"Bubblebath" is the debut extended play (EP) by That Poppy (who now goes by the name Poppy). The EP was released on February 12th, 2016 and has currently sold around 20,000 copies.

Background and Conception

"Bubblebath" came into existence largely due to the success of the first single, "Lowlife". Poppy and Titanic Sinclair initially signed to Island Records and Geffen Records to collaborate together on the extended play. In Poppy's YouTube video "Ask Poppy A Question", Poppy states that she named the EP "Bubblebath" because "the world is very dirty and could benefit from a bubblebath."

The iTunes Store describes the EP as "Having burst from YouTube into the music world, the smart-mouthed singer That Poppy’s first EP shows off her winking sense of humour and wide-ranging pop savvy. "Lowlife" is a reggae-tinged toast raised from the gutter; "Money" takes aim at consumerism over deceptively glossy beats. The charging "Altar" pairs Poppy’s attempts to stop a wedding with propulsive dance pop, while "American Kids" sticks up for much-maligned millennials over a sumptuous beat. Confident and catchy, this debut is full of sardonic lyrics and pop promise.".


"Bubblebath" (excluding "Lowlife" and "Altar") tells the story of Poppy becoming famous at a young age, selling her soul to the media at 15 and proceeding her career, never to see her family again and completely erasing her past.


"Lowlife" was released as the EP's first single on July 24th, 2015, which later resulted in two different remixes of the song. A music video for "Lowlife" was released onto her official VEVO YouTube channel on July 24th, 2015. Poppy also released a video accompanying an acoustic cover of the song onto her VEVO channel on September 18th, 2015.

Several months after her debut EP was released, she released the music video for "Money" on July 29th, 2016 onto her official VEVO channel. The audio for the other tracks present on the EP, "Altar" and "American Kids", were also released onto her VEVO channel on the EP's official release date.

The EP is available on the streaming services Apple Music and Spotify. It can also be purchased on the iTunes Store for $3.66 USD.

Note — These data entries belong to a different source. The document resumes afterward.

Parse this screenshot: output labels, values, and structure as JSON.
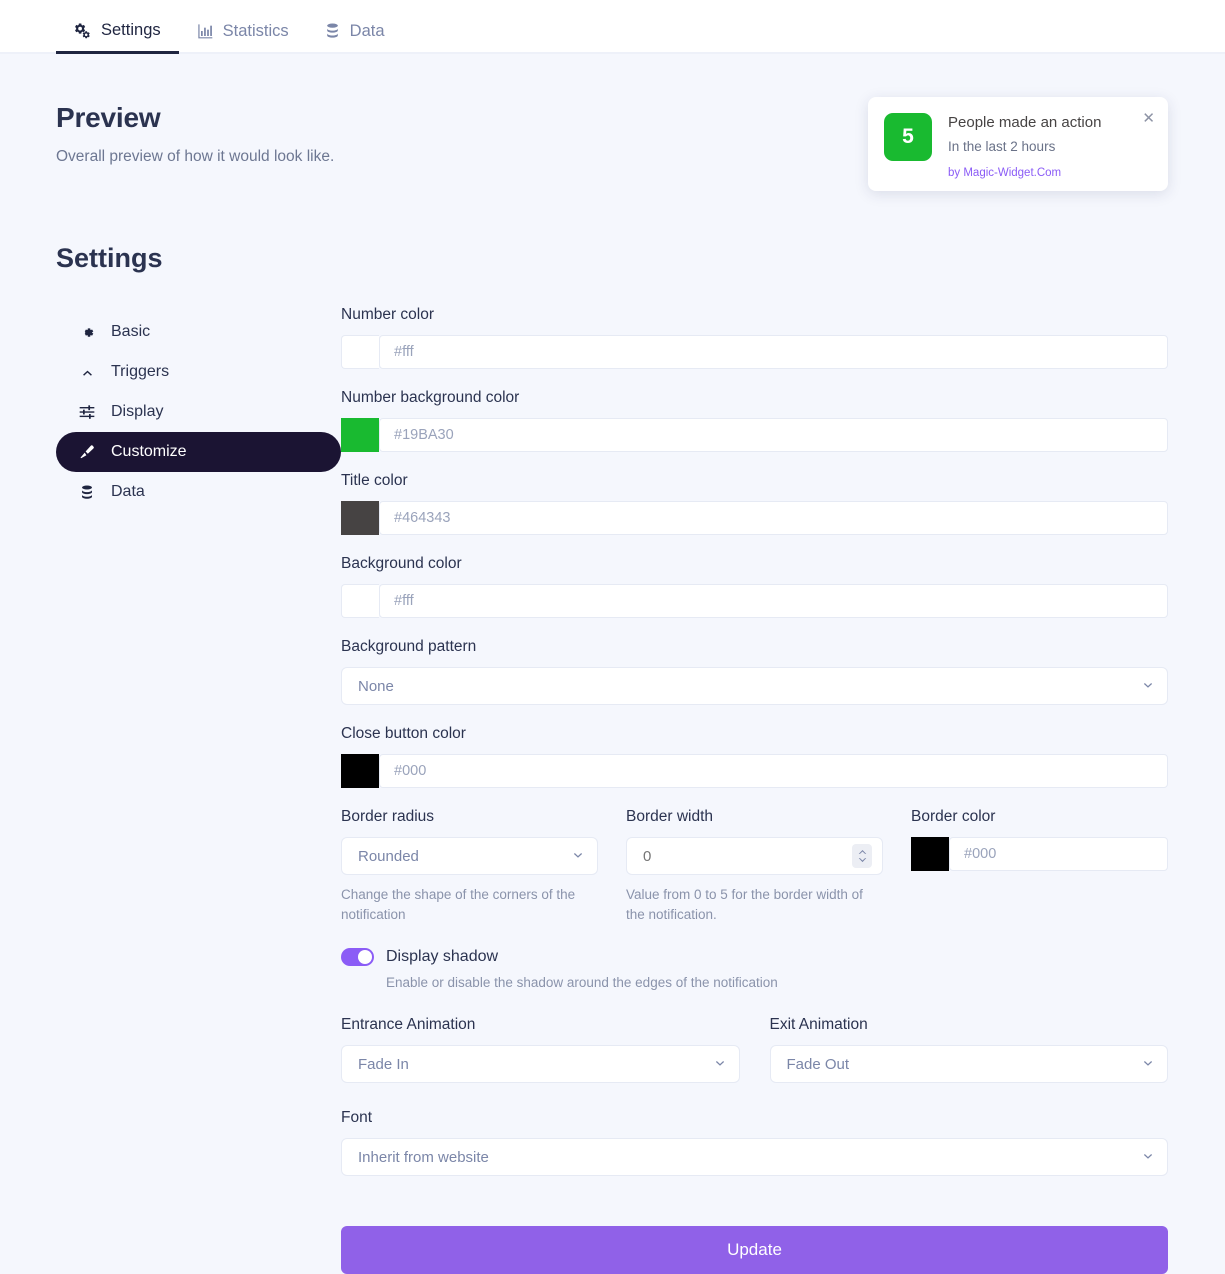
{
  "tabs": [
    {
      "label": "Settings",
      "icon": "cogs-icon",
      "active": true
    },
    {
      "label": "Statistics",
      "icon": "bar-chart-icon",
      "active": false
    },
    {
      "label": "Data",
      "icon": "database-icon",
      "active": false
    }
  ],
  "preview": {
    "title": "Preview",
    "subtitle": "Overall preview of how it would look like."
  },
  "notification": {
    "number": "5",
    "title": "People made an action",
    "subtitle": "In the last 2 hours",
    "credit": "by Magic-Widget.Com",
    "close_icon": "close-icon",
    "number_bg": "#19BA30",
    "title_color": "#464343",
    "credit_color": "#8b5cf6"
  },
  "settings": {
    "heading": "Settings",
    "nav": [
      {
        "label": "Basic",
        "icon": "gear-icon",
        "active": false
      },
      {
        "label": "Triggers",
        "icon": "chevron-up-icon",
        "active": false
      },
      {
        "label": "Display",
        "icon": "sliders-icon",
        "active": false
      },
      {
        "label": "Customize",
        "icon": "brush-icon",
        "active": true
      },
      {
        "label": "Data",
        "icon": "database-icon",
        "active": false
      }
    ]
  },
  "form": {
    "number_color": {
      "label": "Number color",
      "placeholder": "#fff",
      "value": "",
      "swatch": "#ffffff"
    },
    "number_bg_color": {
      "label": "Number background color",
      "placeholder": "#19BA30",
      "value": "",
      "swatch": "#19BA30"
    },
    "title_color": {
      "label": "Title color",
      "placeholder": "#464343",
      "value": "",
      "swatch": "#464343"
    },
    "background_color": {
      "label": "Background color",
      "placeholder": "#fff",
      "value": "",
      "swatch": "#ffffff"
    },
    "background_pattern": {
      "label": "Background pattern",
      "value": "None",
      "options": [
        "None"
      ]
    },
    "close_button_color": {
      "label": "Close button color",
      "placeholder": "#000",
      "value": "",
      "swatch": "#000000"
    },
    "border_radius": {
      "label": "Border radius",
      "value": "Rounded",
      "options": [
        "Rounded"
      ],
      "help": "Change the shape of the corners of the notification"
    },
    "border_width": {
      "label": "Border width",
      "placeholder": "0",
      "value": "",
      "help": "Value from 0 to 5 for the border width of the notification."
    },
    "border_color": {
      "label": "Border color",
      "placeholder": "#000",
      "value": "",
      "swatch": "#000000"
    },
    "display_shadow": {
      "label": "Display shadow",
      "help": "Enable or disable the shadow around the edges of the notification",
      "on": true,
      "accent": "#8b5cf6"
    },
    "entrance_animation": {
      "label": "Entrance Animation",
      "value": "Fade In",
      "options": [
        "Fade In"
      ]
    },
    "exit_animation": {
      "label": "Exit Animation",
      "value": "Fade Out",
      "options": [
        "Fade Out"
      ]
    },
    "font": {
      "label": "Font",
      "value": "Inherit from website",
      "options": [
        "Inherit from website"
      ]
    },
    "update_button": {
      "label": "Update",
      "color": "#9061e8"
    }
  }
}
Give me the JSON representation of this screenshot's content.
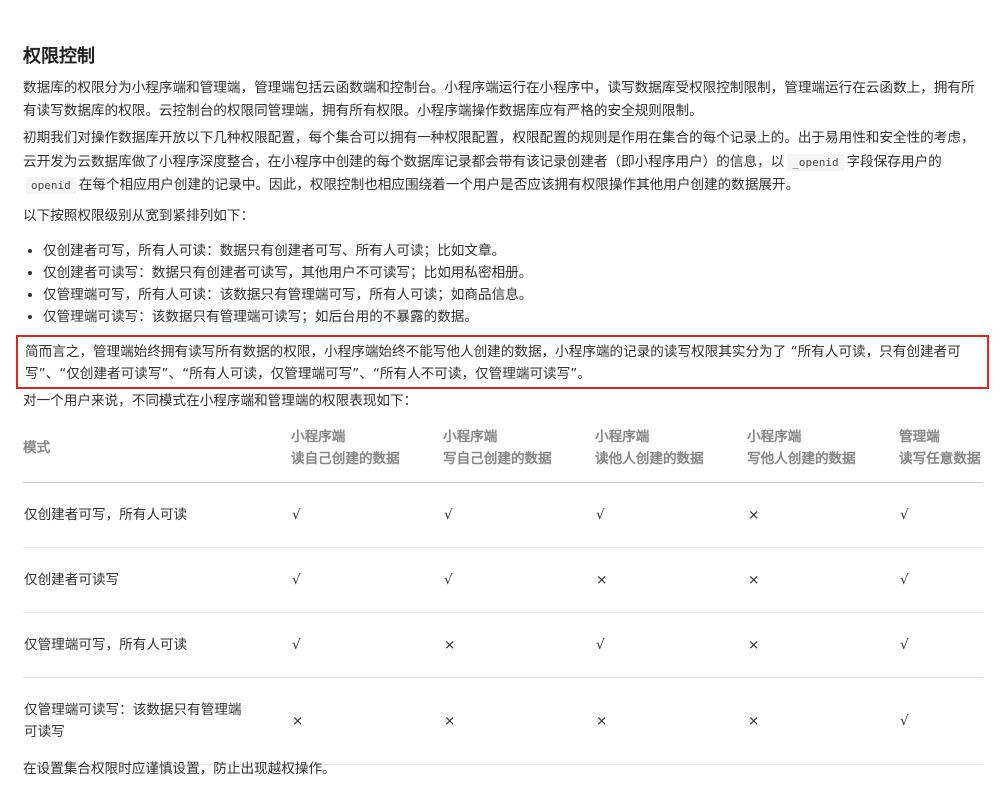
{
  "title": "权限控制",
  "paragraphs": {
    "p1": "数据库的权限分为小程序端和管理端，管理端包括云函数端和控制台。小程序端运行在小程序中，读写数据库受权限控制限制，管理端运行在云函数上，拥有所有读写数据库的权限。云控制台的权限同管理端，拥有所有权限。小程序端操作数据库应有严格的安全规则限制。",
    "p2a": "初期我们对操作数据库开放以下几种权限配置，每个集合可以拥有一种权限配置，权限配置的规则是作用在集合的每个记录上的。出于易用性和安全性的考虑，云开发为云数据库做了小程序深度整合，在小程序中创建的每个数据库记录都会带有该记录创建者（即小程序用户）的信息，以",
    "code1": "_openid",
    "p2b": "字段保存用户的",
    "code2": "openid",
    "p2c": "在每个相应用户创建的记录中。因此，权限控制也相应围绕着一个用户是否应该拥有权限操作其他用户创建的数据展开。",
    "p3": "以下按照权限级别从宽到紧排列如下：",
    "highlight": "简而言之，管理端始终拥有读写所有数据的权限，小程序端始终不能写他人创建的数据，小程序端的记录的读写权限其实分为了 “所有人可读，只有创建者可写”、“仅创建者可读写”、“所有人可读，仅管理端可写”、“所有人不可读，仅管理端可读写”。",
    "p4": "对一个用户来说，不同模式在小程序端和管理端的权限表现如下：",
    "p5": "在设置集合权限时应谨慎设置，防止出现越权操作。"
  },
  "bullets": [
    "仅创建者可写，所有人可读：数据只有创建者可写、所有人可读；比如文章。",
    "仅创建者可读写：数据只有创建者可读写，其他用户不可读写；比如用私密相册。",
    "仅管理端可写，所有人可读：该数据只有管理端可写，所有人可读；如商品信息。",
    "仅管理端可读写：该数据只有管理端可读写；如后台用的不暴露的数据。"
  ],
  "table": {
    "headers": [
      {
        "l1": "模式",
        "l2": ""
      },
      {
        "l1": "小程序端",
        "l2": "读自己创建的数据"
      },
      {
        "l1": "小程序端",
        "l2": "写自己创建的数据"
      },
      {
        "l1": "小程序端",
        "l2": "读他人创建的数据"
      },
      {
        "l1": "小程序端",
        "l2": "写他人创建的数据"
      },
      {
        "l1": "管理端",
        "l2": "读写任意数据"
      }
    ],
    "rows": [
      [
        "仅创建者可写，所有人可读",
        "√",
        "√",
        "√",
        "×",
        "√"
      ],
      [
        "仅创建者可读写",
        "√",
        "√",
        "×",
        "×",
        "√"
      ],
      [
        "仅管理端可写，所有人可读",
        "√",
        "×",
        "√",
        "×",
        "√"
      ],
      [
        "仅管理端可读写：该数据只有管理端可读写",
        "×",
        "×",
        "×",
        "×",
        "√"
      ]
    ]
  },
  "colors": {
    "highlight_border": "#e8231c"
  }
}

The debut EP was exceptionally well-received across media. "Lowlife" especially received critical acclaim, award nominations and radio airtime. "Money" also received praise upon the release of its music video, and was also featured in a TV show as well as a video game. Internet media articles also praised the execution of the colorful music videos accompanying the tracks. While Altar and American Kids were typically overshadowed by the previous two tracks, Tyler Peterson of UQMUSIC described the whole EP as a "small collection of millennial masterpieces".

Titanic Sinclair and Poppy parted with Island Records shortly after the extended play's release, with the Poppy team stating that they want their new music to not sound as contemporary.


No. Title Artist Writer(s) Producer(s) Length
1. "Lowlife" That Poppy That Poppy, Nolan Lambroza, Simon Wilcox DJay Brawner, Sir Nolan 3:25
2. "Money" That Poppy That Poppy, Wilcox, Tom Schleiter, Titanic Sinclair Tommy English, Sinclair 3:10
3. "Altar" That Poppy That Poppy, Wilcox, Lambroza, Bryce Vine, Tom Peyton Sir Nolan 2:40
4. "American Kids" That Poppy That Poppy, Sinclair, Lambroza, Tim Pagnotta, Tyler Glenn Pagnotta, Glenn 3:31



  • The song "Chewing Gum" was supposed to be the B-side to "Bubblebath", as confirmed by Poppy herself on the website Genius.[1]
  • "Bubblebath" largely contrasts with the style and production of "Poppy.Computer", as "Bubblebath" sounds more contemporary and has two songs in the reggae-pop genre, which "Poppy.Computer" does not.
    • However, Money is a song that is more faithful to the sound of "Poppy.Computer", which is why it was used as the encore of the Poppy.Computer Tour.
  • "Dance With Me", "Guns & Gold", "I Heart Poppy", "If U Like", "Like Lovers Do" and "Little Psycho" were all outtakes from the EP.
  • All of the EP instrumentals were leaked in September of 2016.
  • The cover art was photographed by Christopher Ross.